“We have the freedom to choose our own curriculum, as long as they meet the (state) standards,” Johnston said.
Johnston has barely a dozen students, all of whom are engaged in the lesson, and even the shyest aren’t afraid to speak up.
Or to sing.
“Even in music class kids will get up and sing solos without thinking about it,” Johnston said.
Across the hall, Jodi Francis teaches kindergarten through second grade, while Eileen Nave works with fourth-, fifth- and sixth-graders.
Nave also serves as principal, one of several multitaskers at Great Northern. Johnston fills in as special education and Title I coordinator and homeless liaison, Finley doubles as a physical education teacher, and Steve Bahme serves as transportation director and paraeducator.

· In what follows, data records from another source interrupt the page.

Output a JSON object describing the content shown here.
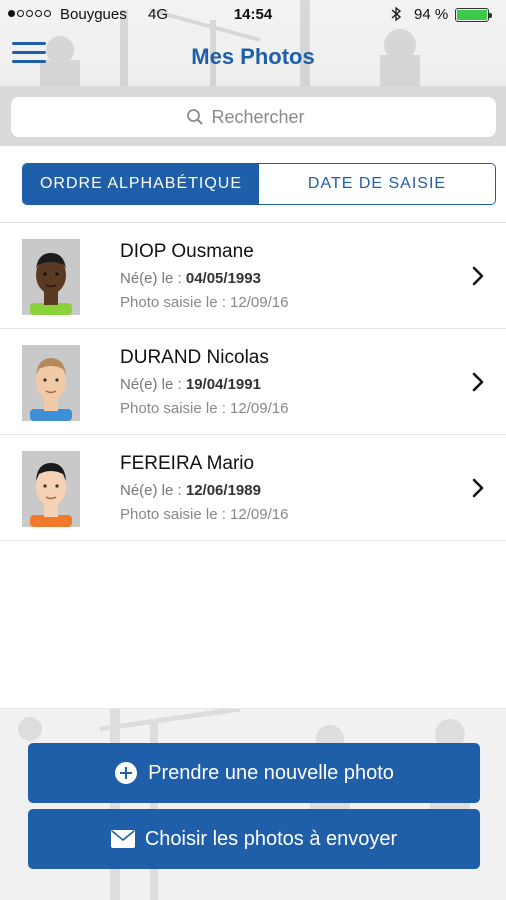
{
  "status_bar": {
    "carrier": "Bouygues",
    "network": "4G",
    "time": "14:54",
    "battery": "94 %"
  },
  "header": {
    "title": "Mes Photos"
  },
  "search": {
    "placeholder": "Rechercher"
  },
  "segments": [
    {
      "label": "ORDRE ALPHABÉTIQUE",
      "selected": true
    },
    {
      "label": "DATE DE SAISIE",
      "selected": false
    }
  ],
  "people": [
    {
      "name": "DIOP Ousmane",
      "birth_label": "Né(e) le : ",
      "birth_date": "04/05/1993",
      "saisie": "Photo saisie le : 12/09/16"
    },
    {
      "name": "DURAND Nicolas",
      "birth_label": "Né(e) le : ",
      "birth_date": "19/04/1991",
      "saisie": "Photo saisie le : 12/09/16"
    },
    {
      "name": "FEREIRA Mario",
      "birth_label": "Né(e) le : ",
      "birth_date": "12/06/1989",
      "saisie": "Photo saisie le : 12/09/16"
    }
  ],
  "actions": {
    "new_photo": "Prendre une nouvelle photo",
    "choose_photos": "Choisir les photos à envoyer"
  },
  "colors": {
    "primary": "#1f5ea8",
    "battery": "#3cc84a"
  }
}
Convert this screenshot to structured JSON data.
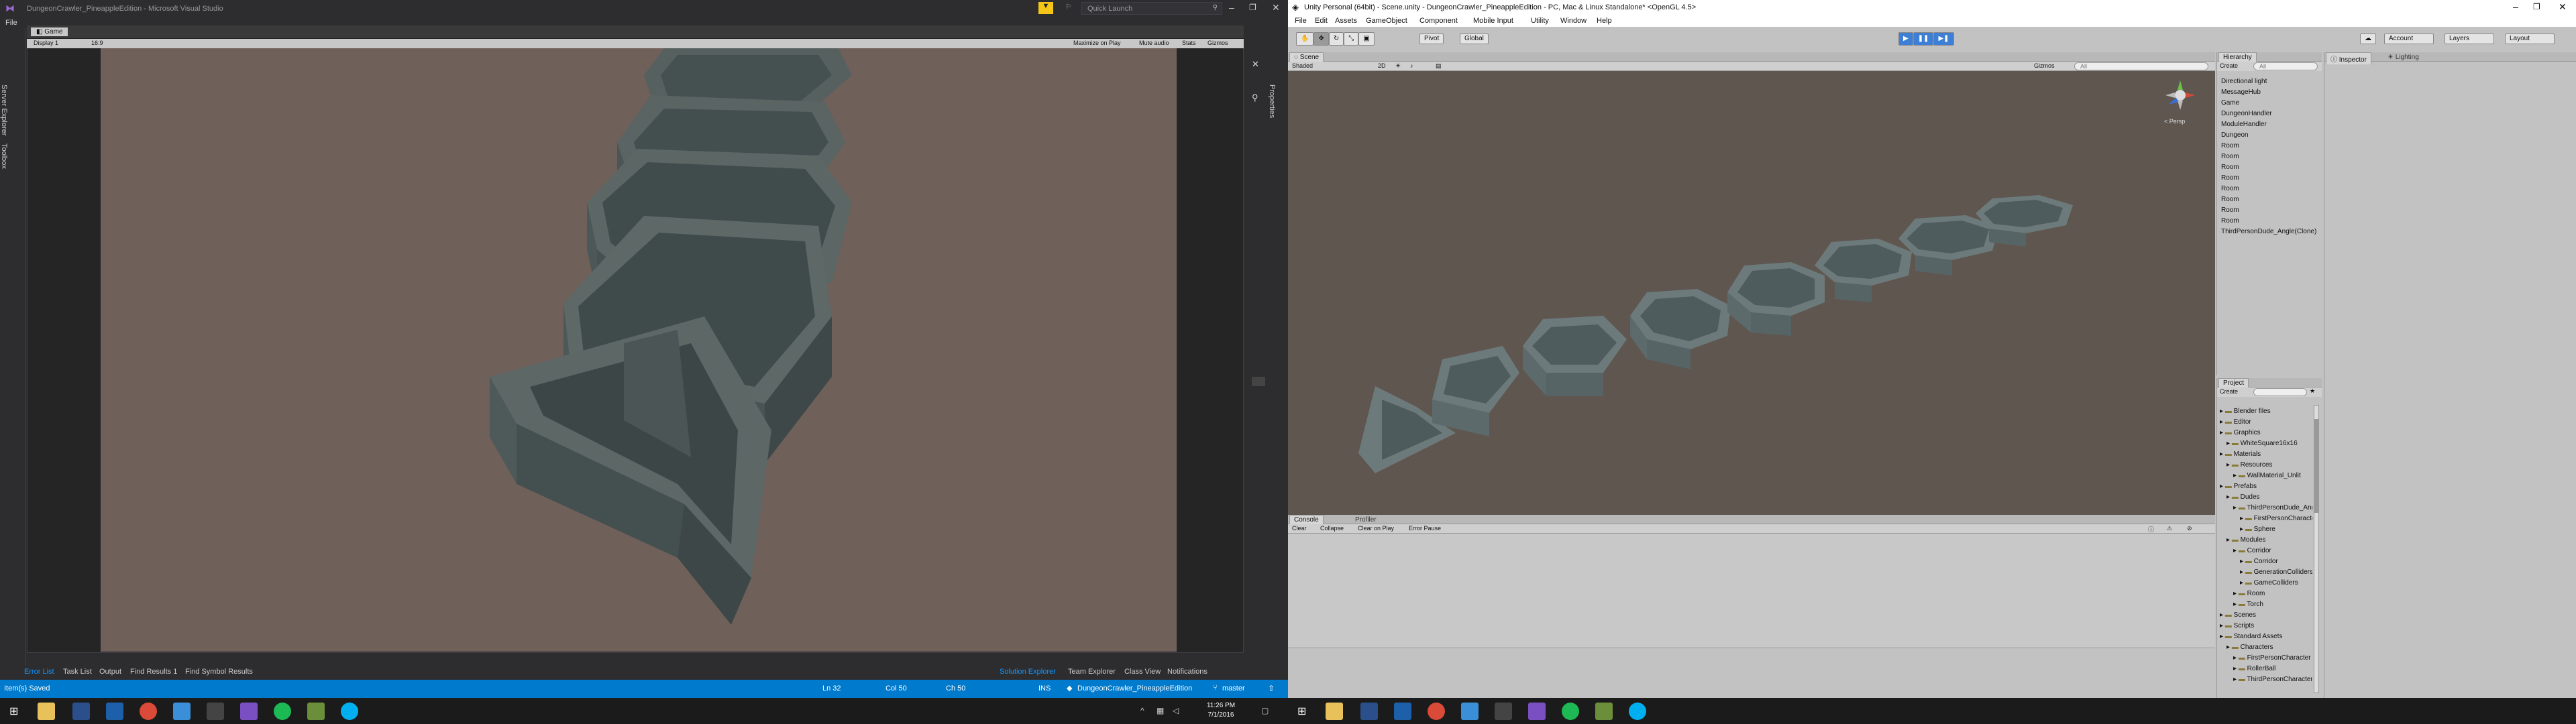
{
  "vs": {
    "title": "DungeonCrawler_PineappleEdition - Microsoft Visual Studio",
    "quick_launch_placeholder": "Quick Launch",
    "menu_first": "File",
    "side_tabs": [
      "Server Explorer",
      "Toolbox"
    ],
    "right_tab": "Properties",
    "game_tab": "Game",
    "display_label": "Display 1",
    "aspect_label": "16:9",
    "game_toggles": [
      "Maximize on Play",
      "Mute audio",
      "Stats",
      "Gizmos"
    ],
    "bottom_tabs": [
      "Error List",
      "Task List",
      "Output",
      "Find Results 1",
      "Find Symbol Results"
    ],
    "bottom_right_tabs": [
      "Solution Explorer",
      "Team Explorer",
      "Class View",
      "Notifications"
    ],
    "status": {
      "left": "Item(s) Saved",
      "ln": "Ln 32",
      "col": "Col 50",
      "ch": "Ch 50",
      "ins": "INS",
      "repo": "DungeonCrawler_PineappleEdition",
      "branch": "master"
    }
  },
  "unity": {
    "title": "Unity Personal (64bit) - Scene.unity - DungeonCrawler_PineappleEdition - PC, Mac & Linux Standalone* <OpenGL 4.5>",
    "menu": [
      "File",
      "Edit",
      "Assets",
      "GameObject",
      "Component",
      "Mobile Input",
      "Utility",
      "Window",
      "Help"
    ],
    "toolbar": {
      "pivot": "Pivot",
      "global": "Global",
      "account": "Account",
      "layers": "Layers",
      "layout": "Layout"
    },
    "scene": {
      "tab": "Scene",
      "shading": "Shaded",
      "mode": "2D",
      "gizmos": "Gizmos",
      "search_placeholder": "All",
      "persp": "< Persp"
    },
    "console": {
      "tabs": [
        "Console",
        "Profiler"
      ],
      "buttons": [
        "Clear",
        "Collapse",
        "Clear on Play",
        "Error Pause"
      ]
    },
    "hierarchy": {
      "tab": "Hierarchy",
      "create": "Create",
      "search_placeholder": "All",
      "items": [
        "Directional light",
        "MessageHub",
        "Game",
        "DungeonHandler",
        "ModuleHandler",
        "Dungeon",
        "Room",
        "Room",
        "Room",
        "Room",
        "Room",
        "Room",
        "Room",
        "Room",
        "ThirdPersonDude_Angle(Clone)"
      ]
    },
    "project": {
      "tab": "Project",
      "create": "Create",
      "items": [
        {
          "label": "Blender files",
          "depth": 0
        },
        {
          "label": "Editor",
          "depth": 0
        },
        {
          "label": "Graphics",
          "depth": 0
        },
        {
          "label": "WhiteSquare16x16",
          "depth": 1
        },
        {
          "label": "Materials",
          "depth": 0
        },
        {
          "label": "Resources",
          "depth": 1
        },
        {
          "label": "WallMaterial_Unlit",
          "depth": 2
        },
        {
          "label": "Prefabs",
          "depth": 0
        },
        {
          "label": "Dudes",
          "depth": 1
        },
        {
          "label": "ThirdPersonDude_Angle",
          "depth": 2
        },
        {
          "label": "FirstPersonCharacter",
          "depth": 3
        },
        {
          "label": "Sphere",
          "depth": 3
        },
        {
          "label": "Modules",
          "depth": 1
        },
        {
          "label": "Corridor",
          "depth": 2
        },
        {
          "label": "Corridor",
          "depth": 3
        },
        {
          "label": "GenerationColliders",
          "depth": 3
        },
        {
          "label": "GameColliders",
          "depth": 3
        },
        {
          "label": "Room",
          "depth": 2
        },
        {
          "label": "Torch",
          "depth": 2
        },
        {
          "label": "Scenes",
          "depth": 0
        },
        {
          "label": "Scripts",
          "depth": 0
        },
        {
          "label": "Standard Assets",
          "depth": 0
        },
        {
          "label": "Characters",
          "depth": 1
        },
        {
          "label": "FirstPersonCharacter",
          "depth": 2
        },
        {
          "label": "RollerBall",
          "depth": 2
        },
        {
          "label": "ThirdPersonCharacter",
          "depth": 2
        }
      ]
    },
    "inspector": {
      "tabs": [
        "Inspector",
        "Lighting"
      ]
    }
  },
  "taskbar": {
    "time": "11:26 PM",
    "date": "7/1/2016"
  },
  "colors": {
    "vs_bg": "#2d2d30",
    "vs_accent": "#007acc",
    "unity_bg": "#c2c2c2",
    "viewport_bg": "#6f605a",
    "scene_bg": "#605650",
    "wall": "#4d5659"
  }
}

However, Great Northern offers more than the basics. Cindy Baumann teaches technology, Donna McMath handles music lessons and Karen Liere teaches art.
“None of this would work without them,” Frizzell said.
It isn’t perfect. The old school lacks access for the handicapped, and Finley runs a space heater full time in her chilly basement office.
Warmth comes from the people inside, which means the hardest thing about attending Great Northern is saying goodbye. Most graduates move on to large middle schools in Spokane, Cheney or Airway Heights.
When Finley’s older daughter reached sixth grade, the family talked about the choices: Northwood Middle School in Mead, where each grade has 200 students, or Assumption Catholic School.
“We gave her the option, and she chose Assumption,” Finley said.